Down The Rabbit Hole Again
by Deacon Blues
I can't believe I'm actually writing this, but do we need to go back into Iraq? Get beyond the outrage over what Dick Cheney and George W. Bush did to this country with their criminal and irresponsible decision to topple a country for plunder. And get over the issue of whether or not Barack Obama fixated too much on his campaign promise to keep behind a small residual force to protect the Sunnis from Prime Minister al-Maliki. Does the United States now have a national security need to intervene and stop the dissolution of Iraq?
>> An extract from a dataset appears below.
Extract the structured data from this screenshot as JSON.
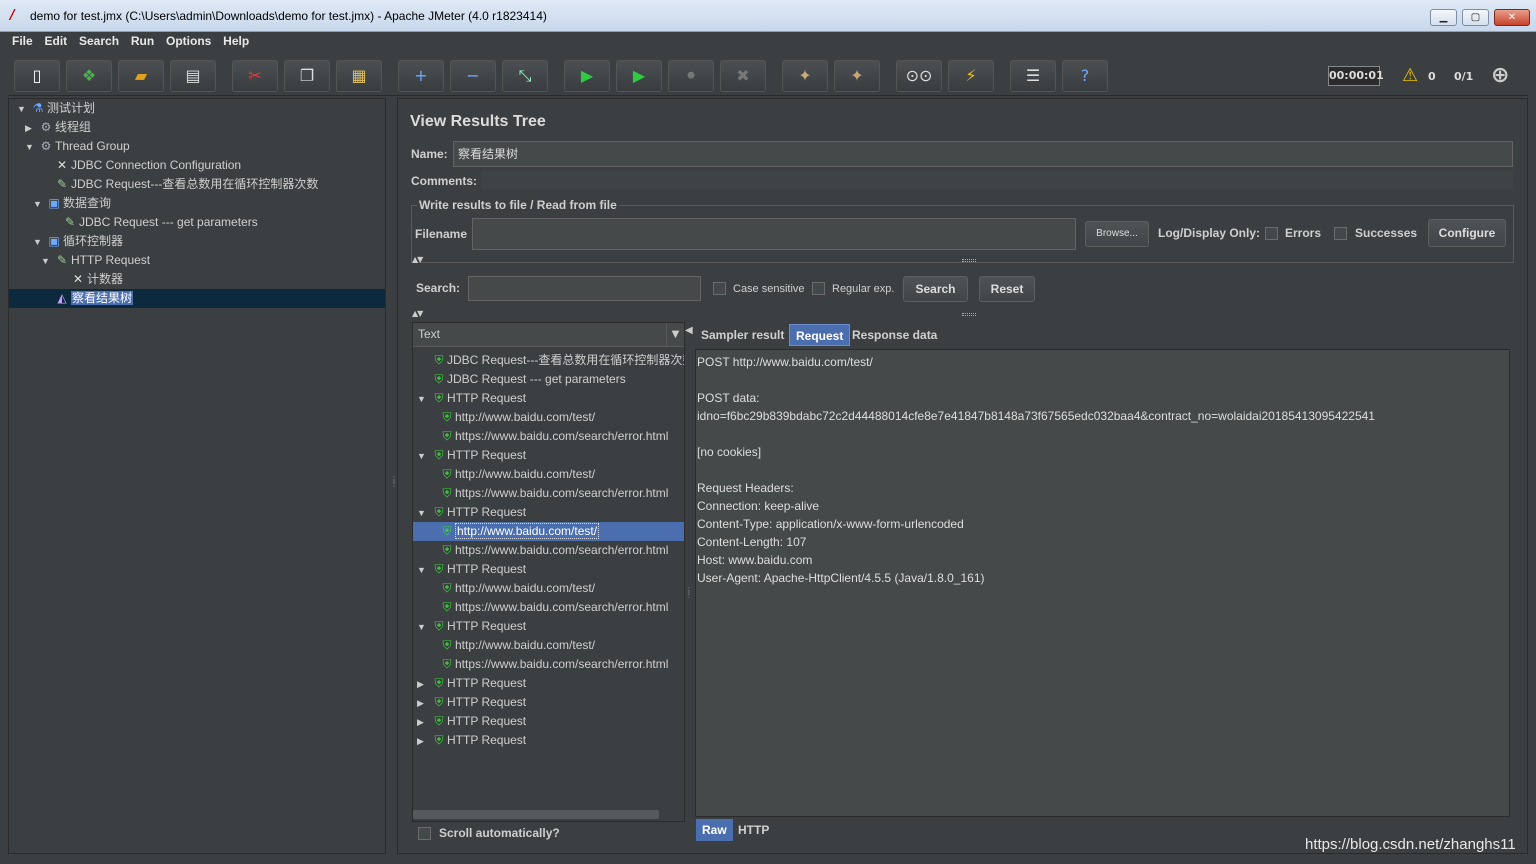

Consider a few things. Yes, the ISIS seem to be suddenly well-equipped and financed, as if Saudi Arabia created a new monster just like they bankrolled Osama Bin Laden back in the day. But do we want a well-financed terrorist group seeking to carve a caliphate across the region, now with a potential $425 million nest egg, to gain a foothold, let alone take Baghdad?
Of course we don't want to send boots back into Iraq, but are there other options to limited drone strikes or the insertion of American air force that should be considered? ISIS now has the money, and the animosity amongst the Sunni population towards the Shiite government in Baghdad to seriously threaten Iraq, and at the very least is already sounding ready to instigate an all-out war with the Shiites in the south, by openly threatening to destroy Shiite shrines.
Sure, some will say "it's not our responsibility", or "let Iran and the Shiites deal with it". Others will say "as long as the Kurds get what they want and can take care of themselves, let the Sunnis and Shiites have the final bloodbath." But there are shared interests here that can be served without us getting on the ground ourselves. Specifically, a Sunni caliphate terrorist base with access to oil and unending cash is the last thing that we, Syria, Turkey, Jordan, Iran, the Kurds, Israel, and the Russians would want (f*ck the Saudis). Put aside any knee-jerk rejection of working together here and ask yourself if there isn't some way these parties can cobble together a regional response that serves multiple interests.